---- EXERCISE INPUTS
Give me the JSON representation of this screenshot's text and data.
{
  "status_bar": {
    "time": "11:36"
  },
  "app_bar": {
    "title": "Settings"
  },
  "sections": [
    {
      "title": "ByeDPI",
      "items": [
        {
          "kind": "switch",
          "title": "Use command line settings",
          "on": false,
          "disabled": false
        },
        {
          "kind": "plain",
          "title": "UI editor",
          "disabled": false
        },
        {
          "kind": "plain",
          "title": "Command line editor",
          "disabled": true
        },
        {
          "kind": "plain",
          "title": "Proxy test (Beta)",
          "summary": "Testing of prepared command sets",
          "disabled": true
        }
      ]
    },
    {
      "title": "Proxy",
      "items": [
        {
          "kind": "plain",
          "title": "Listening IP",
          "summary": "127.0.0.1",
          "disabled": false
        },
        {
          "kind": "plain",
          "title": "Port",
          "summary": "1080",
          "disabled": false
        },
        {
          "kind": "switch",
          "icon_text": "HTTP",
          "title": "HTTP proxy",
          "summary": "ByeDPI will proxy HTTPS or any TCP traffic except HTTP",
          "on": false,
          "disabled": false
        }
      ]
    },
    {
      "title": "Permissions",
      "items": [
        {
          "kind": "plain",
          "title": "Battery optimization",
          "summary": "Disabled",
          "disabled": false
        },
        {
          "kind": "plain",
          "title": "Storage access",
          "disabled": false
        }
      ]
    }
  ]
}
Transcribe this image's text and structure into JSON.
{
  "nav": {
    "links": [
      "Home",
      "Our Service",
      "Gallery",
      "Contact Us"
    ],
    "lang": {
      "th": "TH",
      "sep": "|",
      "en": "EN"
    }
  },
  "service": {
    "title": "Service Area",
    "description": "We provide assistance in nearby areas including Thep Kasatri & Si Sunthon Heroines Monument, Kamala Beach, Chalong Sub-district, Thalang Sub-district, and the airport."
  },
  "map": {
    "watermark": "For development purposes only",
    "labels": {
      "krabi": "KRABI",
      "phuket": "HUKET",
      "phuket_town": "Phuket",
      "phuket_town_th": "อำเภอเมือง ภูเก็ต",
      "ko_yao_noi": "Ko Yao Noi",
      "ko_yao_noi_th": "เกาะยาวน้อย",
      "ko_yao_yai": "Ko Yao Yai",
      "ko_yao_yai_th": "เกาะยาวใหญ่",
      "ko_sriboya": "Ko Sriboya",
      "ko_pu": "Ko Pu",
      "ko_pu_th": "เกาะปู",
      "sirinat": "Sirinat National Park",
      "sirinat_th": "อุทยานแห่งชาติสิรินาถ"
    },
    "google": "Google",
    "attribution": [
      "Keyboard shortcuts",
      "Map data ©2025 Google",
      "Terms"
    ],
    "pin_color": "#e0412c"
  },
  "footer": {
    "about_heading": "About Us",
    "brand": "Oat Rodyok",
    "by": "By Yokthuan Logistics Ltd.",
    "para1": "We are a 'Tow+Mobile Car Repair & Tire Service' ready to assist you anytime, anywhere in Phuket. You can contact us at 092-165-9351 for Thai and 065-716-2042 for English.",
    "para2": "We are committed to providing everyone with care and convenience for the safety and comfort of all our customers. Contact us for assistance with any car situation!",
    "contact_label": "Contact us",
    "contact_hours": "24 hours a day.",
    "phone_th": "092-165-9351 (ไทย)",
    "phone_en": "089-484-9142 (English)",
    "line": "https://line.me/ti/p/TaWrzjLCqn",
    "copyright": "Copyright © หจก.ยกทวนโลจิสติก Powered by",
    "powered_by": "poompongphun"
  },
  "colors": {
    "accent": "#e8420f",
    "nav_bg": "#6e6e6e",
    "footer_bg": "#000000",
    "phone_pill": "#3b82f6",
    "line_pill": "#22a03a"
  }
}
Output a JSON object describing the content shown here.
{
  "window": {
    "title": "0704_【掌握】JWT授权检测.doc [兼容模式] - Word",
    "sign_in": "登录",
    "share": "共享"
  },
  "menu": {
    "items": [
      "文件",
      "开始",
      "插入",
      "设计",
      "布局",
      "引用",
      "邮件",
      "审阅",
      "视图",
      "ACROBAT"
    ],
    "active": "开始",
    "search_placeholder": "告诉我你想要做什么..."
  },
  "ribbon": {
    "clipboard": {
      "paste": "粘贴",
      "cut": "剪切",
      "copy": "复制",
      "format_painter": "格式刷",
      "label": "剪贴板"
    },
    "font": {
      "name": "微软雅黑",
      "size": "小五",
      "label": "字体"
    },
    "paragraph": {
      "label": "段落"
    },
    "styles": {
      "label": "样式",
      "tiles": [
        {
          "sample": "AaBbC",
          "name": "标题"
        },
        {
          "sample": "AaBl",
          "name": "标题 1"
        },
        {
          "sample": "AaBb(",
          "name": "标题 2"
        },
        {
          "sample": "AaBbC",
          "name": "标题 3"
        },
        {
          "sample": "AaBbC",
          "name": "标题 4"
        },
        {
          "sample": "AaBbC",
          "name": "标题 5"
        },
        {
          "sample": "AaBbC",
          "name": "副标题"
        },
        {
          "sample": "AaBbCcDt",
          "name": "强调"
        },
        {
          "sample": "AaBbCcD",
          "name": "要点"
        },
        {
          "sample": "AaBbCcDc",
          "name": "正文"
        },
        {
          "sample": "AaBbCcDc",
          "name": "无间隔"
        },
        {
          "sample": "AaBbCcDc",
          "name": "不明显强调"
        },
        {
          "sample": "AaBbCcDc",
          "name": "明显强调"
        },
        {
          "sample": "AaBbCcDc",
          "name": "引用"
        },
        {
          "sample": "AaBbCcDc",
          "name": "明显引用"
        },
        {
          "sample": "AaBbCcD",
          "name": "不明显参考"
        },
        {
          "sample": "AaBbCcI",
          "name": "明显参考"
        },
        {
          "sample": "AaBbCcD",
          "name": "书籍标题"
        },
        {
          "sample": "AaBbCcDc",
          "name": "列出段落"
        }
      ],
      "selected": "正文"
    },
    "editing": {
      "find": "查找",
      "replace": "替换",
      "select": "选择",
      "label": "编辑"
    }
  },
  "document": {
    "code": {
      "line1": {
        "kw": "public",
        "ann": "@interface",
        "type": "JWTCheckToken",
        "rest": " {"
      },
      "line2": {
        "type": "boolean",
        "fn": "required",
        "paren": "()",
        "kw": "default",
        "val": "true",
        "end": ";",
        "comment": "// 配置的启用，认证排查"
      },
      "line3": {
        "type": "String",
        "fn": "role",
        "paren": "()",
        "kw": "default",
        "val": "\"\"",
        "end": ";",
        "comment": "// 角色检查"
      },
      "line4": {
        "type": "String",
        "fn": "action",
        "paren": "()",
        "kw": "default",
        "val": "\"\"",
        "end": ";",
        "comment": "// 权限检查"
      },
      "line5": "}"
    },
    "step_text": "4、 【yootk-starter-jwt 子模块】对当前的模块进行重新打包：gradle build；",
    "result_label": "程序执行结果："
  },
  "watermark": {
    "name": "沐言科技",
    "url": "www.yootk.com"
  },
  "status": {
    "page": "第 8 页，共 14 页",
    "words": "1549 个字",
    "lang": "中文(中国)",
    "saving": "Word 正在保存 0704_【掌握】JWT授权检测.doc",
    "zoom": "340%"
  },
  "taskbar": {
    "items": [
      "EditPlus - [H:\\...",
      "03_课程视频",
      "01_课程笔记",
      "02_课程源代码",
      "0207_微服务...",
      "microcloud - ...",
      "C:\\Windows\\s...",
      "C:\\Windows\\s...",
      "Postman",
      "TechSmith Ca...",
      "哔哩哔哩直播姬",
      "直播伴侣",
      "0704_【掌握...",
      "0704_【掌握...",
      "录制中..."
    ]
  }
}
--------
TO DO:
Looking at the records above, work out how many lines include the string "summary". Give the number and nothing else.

REPLY TO THE TASK:
5